(Dataset records)
↓

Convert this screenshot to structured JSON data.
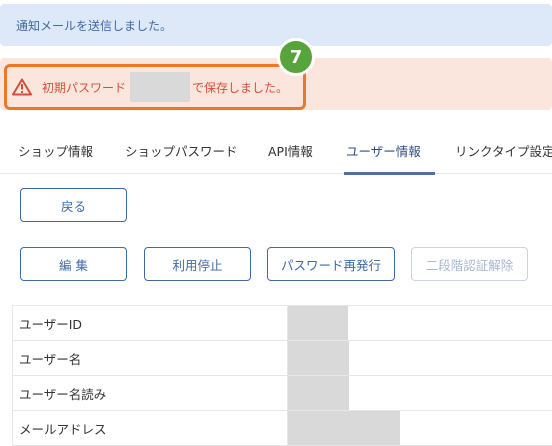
{
  "notice": {
    "message": "通知メールを送信しました。"
  },
  "warning": {
    "icon": "warning-triangle-icon",
    "prefix": "初期パスワード",
    "suffix": "で保存しました。",
    "highlight_color": "#e8782a"
  },
  "annotation": {
    "number": "7",
    "color": "#57a33c"
  },
  "tabs": [
    {
      "label": "ショップ情報",
      "active": false
    },
    {
      "label": "ショップパスワード",
      "active": false
    },
    {
      "label": "API情報",
      "active": false
    },
    {
      "label": "ユーザー情報",
      "active": true
    },
    {
      "label": "リンクタイプ設定",
      "active": false
    }
  ],
  "buttons": {
    "back": "戻る",
    "edit": "編 集",
    "suspend": "利用停止",
    "reissue_password": "パスワード再発行",
    "disable_2fa": "二段階認証解除"
  },
  "table": {
    "rows": [
      {
        "label": "ユーザーID"
      },
      {
        "label": "ユーザー名"
      },
      {
        "label": "ユーザー名読み"
      },
      {
        "label": "メールアドレス"
      }
    ]
  },
  "colors": {
    "primary": "#3f6aa6",
    "warning_text": "#d2503c",
    "warning_bg": "#fbe6dd",
    "info_bg": "#dde8f8"
  }
}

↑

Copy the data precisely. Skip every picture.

§ **ANSWER SPACE**:
Convert this screenshot to structured JSON data.
{
  "notice": {
    "message": "通知メールを送信しました。"
  },
  "warning": {
    "icon": "warning-triangle-icon",
    "prefix": "初期パスワード",
    "suffix": "で保存しました。",
    "highlight_color": "#e8782a"
  },
  "annotation": {
    "number": "7",
    "color": "#57a33c"
  },
  "tabs": [
    {
      "label": "ショップ情報",
      "active": false
    },
    {
      "label": "ショップパスワード",
      "active": false
    },
    {
      "label": "API情報",
      "active": false
    },
    {
      "label": "ユーザー情報",
      "active": true
    },
    {
      "label": "リンクタイプ設定",
      "active": false
    }
  ],
  "buttons": {
    "back": "戻る",
    "edit": "編 集",
    "suspend": "利用停止",
    "reissue_password": "パスワード再発行",
    "disable_2fa": "二段階認証解除"
  },
  "table": {
    "rows": [
      {
        "label": "ユーザーID"
      },
      {
        "label": "ユーザー名"
      },
      {
        "label": "ユーザー名読み"
      },
      {
        "label": "メールアドレス"
      }
    ]
  },
  "colors": {
    "primary": "#3f6aa6",
    "warning_text": "#d2503c",
    "warning_bg": "#fbe6dd",
    "info_bg": "#dde8f8"
  }
}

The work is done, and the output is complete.